In one week he went from rogue to embattled, embattled to belittled, belittled to suspended. James Elliott looks down the hole Gaurav Sharma has dug for himself.
On Tuesday this week MP Dr Gaurav Sharma was suspended from Labour’s caucus. On Wednesday Jacinda Ardern was seen digging a hole in West Auckland. These two events are unrelated. Probably. The official line was that the PM was planting a tree at Waterview Primary School but as any pundit will tell you politics is all about the optics, and in this case the politoptics were quite clear – the good doctor’s political career, such as it was, is now dead and buried.
To be fair to the PM she was just filling in the hole that Dr Sharma had already dug for himself. Last Friday he penned a column claiming to have been bullied by a number of Parliamentary players, chiefly by Labour Party whips, and even more chiefly by the former chief Labour Party whip. Of course if anyone in Parliament is going to be accused of bullying it’s only logical that it should be the whips, bullying is pretty much implied in the job title. Bullied by whips or whipped by bullies, the headline options write themselves.

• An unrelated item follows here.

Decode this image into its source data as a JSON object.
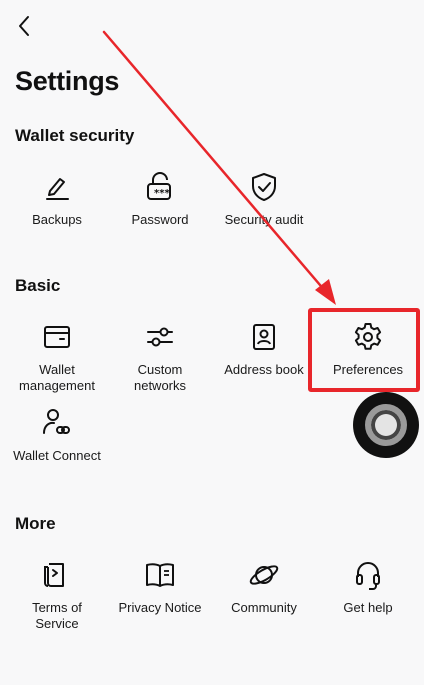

However the headline written for Dr Sharma was that he was ‘rogue’ or had ‘gone rogue’ by going public with his bullying allegations. Then he went from going rogue to being embattled, then from embattled to belittled and then he be gone. And it all happened fast, really fast. For a governing party that’s criticised around the clock for not getting things done Labour dispatched the doctor with scarcely any time on the clock.
Bullied by whips or whipped by bullies, the headline options write themselves.
By my reckoning it took less than two business days from the airing of the bullying allegations for Labour’s caucus to vote unanimously to suspend Dr Sharma for his grave breach of trust. In fact it might have been ever quicker than that with Dr Sharma claiming there had been a secret caucus Zoom meeting and vote taken the night before.
I imagine it as a caucus Zoom meeting where everyone’s virtual background was a backdrop of behind the bike sheds, but according to the PM it was not a caucus meeting but rather a “safe space” where MPs could share their thoughts ahead of the unanimous caucus vote to take place the following day.
Meanwhile Dr Sharma was in a safe space of his own, not fronting at the Tuesday caucus meeting to take his medicine and disappearing from view. A journalist from Stuff went looking for him and showed just how much the current crime wave has dominated news reporting when they wrote – “a masked man resembling Sharma was seen entering the MP’s Hamilton home shortly before 5pm on Tuesday, during Ardern’s press conference”.
Who was that masked man? Was there a doctor in the house? We don’t know because Stuff reported that “knocks on the same door went unanswered”. I noted the accuracy of their investigative efforts from the reportage that the knocks were on the “same” door.
Sharma accused the PM of lying and made calls for a public inquiry into his allegations. Bad move. This is the Labour Party after all and they don’t do public inquiries. He would have been much better off asking for a working group.
Wednesday passed with still no sign of or word from Dr Sharma. But on Thursday evening he returned. With a vengeance. He broke his silence with Jenna Lynch in an interview for Newshub. You knew it was going to be an explosive interview because the interview room was set up in explosive interview mode, just two plain chairs facing each other with severe prison break search lighting from off to the side.
It must have been a worrying moment for the Labour caucus who would have been hoping for empathetic interview mode. That’s the interview mode where the interviewer and interviewee are filmed from a distance on a park bench beside a lake, with the interviewer nodding empathetically in time with the interviewee’s acknowledgment of fault and expression of hope, caught in extreme close-up, that they can find a way of moving on before panning back to the wide shot of the lake and soft fade-out symbolising the interviewee’s political future. But this wasn’t to be, so back to Jenna and the prison break search lighting. Whereas Dr Sharma might have been described as being off-piste during the early part of the week, this time he was very much piste off. He accused the PM of lying and made calls for a public inquiry into his allegations. Bad move. This is the Labour Party after all and they don’t do public inquiries. He would have been much better off asking for a working group.
As it stands now the doctor’s political prognosis is not good. And by not good I mean I can’t tell him how much time he’s got left but he should put his personal affairs in order. And he should probably do that today. In fact the plug might have even been pulled by the time you’re reading this, in which case keep an eye out for the headline ‘Instant Karma for Dr Sharma’.
The other interview mode of note during the week was the one set up for All Blacks coach Ian Foster and NZ Rugby CEO Mark Robinson. No search lights, no lake, just two pals side by side patting each other on the back – feeling out where to stick the knives in due course.
Have a peaceful weekend.